    at the forefront of global technological advances, Korea’s information
    technology companies are now busy making themselves competitive in
    environmental protection.
    Early this year, the Ministry of
    Environment implemented environmental regulations ― dubbed “extended
    producer responsibility” ― for printers, making manufactures
    responsible for the entire life-cycle of the products and packaging
    they produce.
    Printer ink and toners produce far more waste than
    other parts used in information technology gadgets: 100,000 copies from
    a laser printer leaves around 79.8 kilograms (176 pounds) of waste.
    HP
    Korea has already announced strengthened measures for collecting toner
    cartridges. Using a recycling service called “Planet Partners,” HP has
    designated 38 ink toner refurbishing centers and 165 printer service
    centers across the nation to collect used cartridges. The company plans
    to offer mileage cards redeemable for gift certificates to customers
    who recycle the cartridges.
    For its part, electronics giant Samsung
    Electronics Co. is constructing recycling facilities entirely dedicated
    to toner cartridges at its recycling center in Asan, South Chungcheong
    province, by the end of April.
    Samsung is also to push advertising
    for its “green campaign,” which arranges the collection of used
    cartridges, by publishing a series of handbooks on recycling and
    issuing ads online.
    The government has been phasing in the extended
    producer responsibility program since 2003. From last year, mobile
    phones were subject to the new environmental measures.
    But industry sources say that the program has not been as effective for mobile phones as it had expected
    While
    mobile phone subscribers have continued to trade in used handsets when
    buying new phones, broken phones still tend to be thrown away or kept
    at home. As of Dec. 19 last year, more than 60 percent of used cell
    phones were stored by households, according to a survey by YMCA’s Seoul
    office.
    Other environment-related legislation is to take effect in
    Europe starting in July. Under a directive called the Restriction of
    Hazardous Substances, the European Union will ban the manufacture and
    sale of electronics goods that contain six heavy metals, including
    cadmium, lead and mercury; electronics makers who do not abide by the
    new rules will not be able to sell their products in Europe.
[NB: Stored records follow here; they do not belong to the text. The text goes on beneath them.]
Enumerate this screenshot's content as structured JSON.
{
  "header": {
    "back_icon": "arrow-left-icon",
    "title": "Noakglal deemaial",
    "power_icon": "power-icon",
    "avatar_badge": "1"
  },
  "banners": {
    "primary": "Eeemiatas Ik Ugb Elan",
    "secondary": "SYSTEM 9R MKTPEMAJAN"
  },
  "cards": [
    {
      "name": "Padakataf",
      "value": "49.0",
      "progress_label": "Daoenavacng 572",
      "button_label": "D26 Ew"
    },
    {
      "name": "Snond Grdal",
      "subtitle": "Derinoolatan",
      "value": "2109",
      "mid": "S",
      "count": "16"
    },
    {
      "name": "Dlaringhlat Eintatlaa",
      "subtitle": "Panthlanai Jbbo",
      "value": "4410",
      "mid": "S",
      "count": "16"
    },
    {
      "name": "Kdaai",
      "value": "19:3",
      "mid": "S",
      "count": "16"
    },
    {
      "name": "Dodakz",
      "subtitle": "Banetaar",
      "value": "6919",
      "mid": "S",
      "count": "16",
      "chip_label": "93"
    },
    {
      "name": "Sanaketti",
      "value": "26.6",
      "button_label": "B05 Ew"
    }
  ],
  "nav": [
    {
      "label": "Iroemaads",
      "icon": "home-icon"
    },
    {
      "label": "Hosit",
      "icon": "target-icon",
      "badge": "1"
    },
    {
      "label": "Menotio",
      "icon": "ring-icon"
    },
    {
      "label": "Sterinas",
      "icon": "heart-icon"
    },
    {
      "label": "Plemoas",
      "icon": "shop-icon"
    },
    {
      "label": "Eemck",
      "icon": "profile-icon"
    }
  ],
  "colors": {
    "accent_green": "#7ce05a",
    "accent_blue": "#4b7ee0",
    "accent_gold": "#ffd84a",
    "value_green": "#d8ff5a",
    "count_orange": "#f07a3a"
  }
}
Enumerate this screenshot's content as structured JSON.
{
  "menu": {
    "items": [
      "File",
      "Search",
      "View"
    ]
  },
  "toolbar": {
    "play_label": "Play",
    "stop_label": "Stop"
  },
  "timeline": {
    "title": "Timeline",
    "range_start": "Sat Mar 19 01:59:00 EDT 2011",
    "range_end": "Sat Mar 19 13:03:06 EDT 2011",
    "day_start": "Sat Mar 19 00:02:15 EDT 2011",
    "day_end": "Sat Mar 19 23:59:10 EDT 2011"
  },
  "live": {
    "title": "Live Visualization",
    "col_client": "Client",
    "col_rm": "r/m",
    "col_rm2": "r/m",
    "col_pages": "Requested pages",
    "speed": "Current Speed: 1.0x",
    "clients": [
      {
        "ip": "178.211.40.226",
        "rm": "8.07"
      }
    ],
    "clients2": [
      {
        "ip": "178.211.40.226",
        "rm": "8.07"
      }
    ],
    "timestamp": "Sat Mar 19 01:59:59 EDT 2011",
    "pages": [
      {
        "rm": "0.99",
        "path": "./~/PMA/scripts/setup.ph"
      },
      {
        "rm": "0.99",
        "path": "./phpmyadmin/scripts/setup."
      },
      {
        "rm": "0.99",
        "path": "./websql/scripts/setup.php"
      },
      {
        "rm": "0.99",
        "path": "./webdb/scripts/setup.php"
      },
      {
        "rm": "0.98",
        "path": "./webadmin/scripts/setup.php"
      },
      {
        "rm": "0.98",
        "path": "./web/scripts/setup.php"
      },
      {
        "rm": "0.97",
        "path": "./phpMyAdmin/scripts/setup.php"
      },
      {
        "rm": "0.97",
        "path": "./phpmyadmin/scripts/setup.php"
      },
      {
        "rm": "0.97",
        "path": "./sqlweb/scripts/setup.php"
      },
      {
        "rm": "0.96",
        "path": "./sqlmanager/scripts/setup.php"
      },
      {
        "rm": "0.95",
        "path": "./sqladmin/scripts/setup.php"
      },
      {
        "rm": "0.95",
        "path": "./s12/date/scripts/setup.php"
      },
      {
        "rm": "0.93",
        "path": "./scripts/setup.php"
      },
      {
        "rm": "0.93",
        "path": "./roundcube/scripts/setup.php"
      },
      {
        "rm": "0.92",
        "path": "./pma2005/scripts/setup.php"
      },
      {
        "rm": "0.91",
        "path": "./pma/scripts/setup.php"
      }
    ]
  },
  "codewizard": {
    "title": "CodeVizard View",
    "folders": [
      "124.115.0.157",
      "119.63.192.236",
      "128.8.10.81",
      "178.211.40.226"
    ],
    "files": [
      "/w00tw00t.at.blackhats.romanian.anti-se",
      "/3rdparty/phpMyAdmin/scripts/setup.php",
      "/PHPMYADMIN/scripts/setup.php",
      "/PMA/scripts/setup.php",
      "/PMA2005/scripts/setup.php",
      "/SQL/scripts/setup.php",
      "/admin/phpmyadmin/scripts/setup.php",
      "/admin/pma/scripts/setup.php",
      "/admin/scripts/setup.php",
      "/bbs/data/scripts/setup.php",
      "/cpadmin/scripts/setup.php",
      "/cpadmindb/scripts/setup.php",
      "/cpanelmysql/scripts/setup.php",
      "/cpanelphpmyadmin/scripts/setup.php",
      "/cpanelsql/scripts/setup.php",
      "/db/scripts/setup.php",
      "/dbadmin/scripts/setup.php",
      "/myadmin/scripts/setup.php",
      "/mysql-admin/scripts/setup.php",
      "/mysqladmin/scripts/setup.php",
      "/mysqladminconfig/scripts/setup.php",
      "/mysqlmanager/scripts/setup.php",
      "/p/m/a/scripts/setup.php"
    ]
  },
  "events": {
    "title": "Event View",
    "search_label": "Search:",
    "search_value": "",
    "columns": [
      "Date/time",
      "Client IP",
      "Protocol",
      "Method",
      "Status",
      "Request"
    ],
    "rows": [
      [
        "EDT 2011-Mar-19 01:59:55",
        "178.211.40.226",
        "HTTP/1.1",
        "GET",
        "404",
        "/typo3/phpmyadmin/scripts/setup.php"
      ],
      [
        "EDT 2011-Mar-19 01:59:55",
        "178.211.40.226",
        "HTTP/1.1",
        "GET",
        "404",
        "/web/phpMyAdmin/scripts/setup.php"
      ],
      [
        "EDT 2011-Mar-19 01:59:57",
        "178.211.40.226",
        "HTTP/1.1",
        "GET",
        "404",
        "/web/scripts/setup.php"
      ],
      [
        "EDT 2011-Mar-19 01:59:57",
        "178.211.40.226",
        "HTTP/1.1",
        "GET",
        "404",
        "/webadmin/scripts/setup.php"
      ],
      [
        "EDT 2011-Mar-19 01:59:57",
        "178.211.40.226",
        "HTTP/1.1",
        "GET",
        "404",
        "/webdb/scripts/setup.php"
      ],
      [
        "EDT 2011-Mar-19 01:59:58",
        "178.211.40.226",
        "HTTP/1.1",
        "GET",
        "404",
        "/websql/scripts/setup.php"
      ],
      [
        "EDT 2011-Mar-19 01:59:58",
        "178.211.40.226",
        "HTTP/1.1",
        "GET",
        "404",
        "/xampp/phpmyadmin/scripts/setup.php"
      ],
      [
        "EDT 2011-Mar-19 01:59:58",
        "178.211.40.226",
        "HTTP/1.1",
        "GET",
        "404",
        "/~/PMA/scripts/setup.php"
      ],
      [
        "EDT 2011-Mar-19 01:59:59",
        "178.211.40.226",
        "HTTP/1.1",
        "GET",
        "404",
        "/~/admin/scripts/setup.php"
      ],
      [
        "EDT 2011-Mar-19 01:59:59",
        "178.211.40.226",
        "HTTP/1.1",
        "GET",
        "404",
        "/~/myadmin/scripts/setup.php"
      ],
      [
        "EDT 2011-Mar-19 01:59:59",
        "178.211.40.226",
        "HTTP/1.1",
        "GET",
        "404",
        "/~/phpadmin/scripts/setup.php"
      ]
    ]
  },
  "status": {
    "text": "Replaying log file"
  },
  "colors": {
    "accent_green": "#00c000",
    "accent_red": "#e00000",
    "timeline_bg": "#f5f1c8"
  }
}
IBM Korea
    announced that it would stop using the six substances in all its
    products in March, while Sun Microsystems Korea is to bring its goods
    into line with the rules by June
    .